“I’m hoping that a lot of people can come out as a part of my team to help raise awareness for this disease,” said Rudelich, adding last year the team consisted of 70 participants and almost another 70 has joined the team for this year’s jaunt.
“I think we’re looking at 150 people,” she noted.
Rudelich said when participants join her team, walkers collect donations for her team as a whole or people can pledge Rudelich, which will go towards her own individual total of funds raised.
“People can also walk with me without becoming a part of the team,” she said, adding last year her team raised over $20,000. This will be the second year Rudelich has taken part in the walk.
When not volunteering her time to help raise funds and to raise awareness regarding Crohn’s and Colitis, Rudelich’s hobbies include figure skating, in which she has been a figure skater for the past nine years and she enjoys volleyball and photography. Rudelich also has two younger brothers who are hitting the pavement to help their older sister.
“They’re really excited to do the walk this year,” said Rudelich.
“I’m really hoping that many people will come just to raise awareness just because Crohn’s isn’t well known and it should be.”
According to Crohn’s and Colitis Canada, Crohn’s disease is named after the doctor who first described it in 1932. The inflammation from Crohn’s can strike anywhere in the gastrointestinal (GI) tract, usually located in the lower part of the small bowel and the upper end of the colon.

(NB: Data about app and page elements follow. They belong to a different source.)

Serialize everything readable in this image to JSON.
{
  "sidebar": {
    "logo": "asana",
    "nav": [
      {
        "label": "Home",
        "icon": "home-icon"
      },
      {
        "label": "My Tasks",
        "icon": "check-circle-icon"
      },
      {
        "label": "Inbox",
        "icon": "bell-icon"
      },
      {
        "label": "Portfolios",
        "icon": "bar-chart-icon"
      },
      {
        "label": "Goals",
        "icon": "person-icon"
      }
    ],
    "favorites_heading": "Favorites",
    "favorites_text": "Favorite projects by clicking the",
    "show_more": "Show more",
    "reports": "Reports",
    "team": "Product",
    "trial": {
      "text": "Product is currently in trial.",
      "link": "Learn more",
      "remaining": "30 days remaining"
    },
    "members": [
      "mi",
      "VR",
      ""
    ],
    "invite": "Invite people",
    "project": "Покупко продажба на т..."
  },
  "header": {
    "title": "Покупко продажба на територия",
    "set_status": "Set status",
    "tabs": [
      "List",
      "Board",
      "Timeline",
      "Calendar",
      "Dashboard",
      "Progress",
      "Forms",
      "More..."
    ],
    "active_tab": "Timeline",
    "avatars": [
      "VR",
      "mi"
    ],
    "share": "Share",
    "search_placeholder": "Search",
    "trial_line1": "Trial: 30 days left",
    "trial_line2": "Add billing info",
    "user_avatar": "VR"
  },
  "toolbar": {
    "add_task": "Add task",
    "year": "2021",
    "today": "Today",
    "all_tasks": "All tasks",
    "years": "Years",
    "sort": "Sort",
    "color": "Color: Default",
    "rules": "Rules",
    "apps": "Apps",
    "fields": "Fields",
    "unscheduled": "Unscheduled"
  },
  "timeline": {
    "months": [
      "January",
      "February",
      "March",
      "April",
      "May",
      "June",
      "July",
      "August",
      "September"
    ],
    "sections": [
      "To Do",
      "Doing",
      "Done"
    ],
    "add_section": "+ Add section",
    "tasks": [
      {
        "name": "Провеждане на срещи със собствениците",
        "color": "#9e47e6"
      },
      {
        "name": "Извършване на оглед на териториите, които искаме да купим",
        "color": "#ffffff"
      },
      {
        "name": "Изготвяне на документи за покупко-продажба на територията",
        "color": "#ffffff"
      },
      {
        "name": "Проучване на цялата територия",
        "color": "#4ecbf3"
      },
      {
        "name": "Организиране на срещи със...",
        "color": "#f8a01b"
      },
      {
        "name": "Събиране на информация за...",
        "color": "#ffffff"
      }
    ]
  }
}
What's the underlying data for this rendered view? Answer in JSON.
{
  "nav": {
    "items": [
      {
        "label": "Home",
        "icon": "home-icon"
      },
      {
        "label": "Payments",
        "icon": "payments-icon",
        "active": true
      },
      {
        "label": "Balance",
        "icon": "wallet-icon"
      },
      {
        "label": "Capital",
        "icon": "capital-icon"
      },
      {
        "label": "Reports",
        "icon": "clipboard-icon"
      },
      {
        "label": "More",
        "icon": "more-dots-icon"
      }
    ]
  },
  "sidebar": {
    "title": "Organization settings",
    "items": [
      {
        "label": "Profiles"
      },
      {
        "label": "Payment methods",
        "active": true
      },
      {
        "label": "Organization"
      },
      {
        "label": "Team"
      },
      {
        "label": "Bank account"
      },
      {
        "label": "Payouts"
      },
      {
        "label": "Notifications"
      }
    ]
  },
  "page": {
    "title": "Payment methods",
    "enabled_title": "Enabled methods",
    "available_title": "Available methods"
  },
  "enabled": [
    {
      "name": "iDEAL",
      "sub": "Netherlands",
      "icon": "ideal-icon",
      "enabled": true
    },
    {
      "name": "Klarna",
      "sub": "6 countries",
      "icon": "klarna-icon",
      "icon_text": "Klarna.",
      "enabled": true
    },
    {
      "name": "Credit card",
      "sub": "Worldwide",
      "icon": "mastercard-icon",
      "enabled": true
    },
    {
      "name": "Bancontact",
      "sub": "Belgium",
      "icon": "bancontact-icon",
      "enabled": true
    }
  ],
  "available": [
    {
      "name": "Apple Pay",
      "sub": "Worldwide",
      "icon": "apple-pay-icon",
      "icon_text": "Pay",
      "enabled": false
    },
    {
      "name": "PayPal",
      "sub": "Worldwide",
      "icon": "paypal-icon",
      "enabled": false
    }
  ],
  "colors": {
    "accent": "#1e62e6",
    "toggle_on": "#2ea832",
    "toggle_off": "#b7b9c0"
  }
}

Since Crohn’s can be located anywhere in the GI tract, symptoms can vary. On the whole however, they often include abdominal pain, cramping, diarrhea, nausea, vomiting and, not surprisingly, weight loss and lack of energy. Crohn’s disease is a chronic (lifelong) illness. People who have Crohn’s will experience periods of acute flare-ups, when their symptoms are active, and other times when their symptoms go into remission.
Ulcerative colitis is more localized in nature than Crohn’s disease. Typically, the disease affects the colon (large bowel). Colitis can be controlled with medication and in severe cases can even be “cured” by surgical removal of the entire large intestine.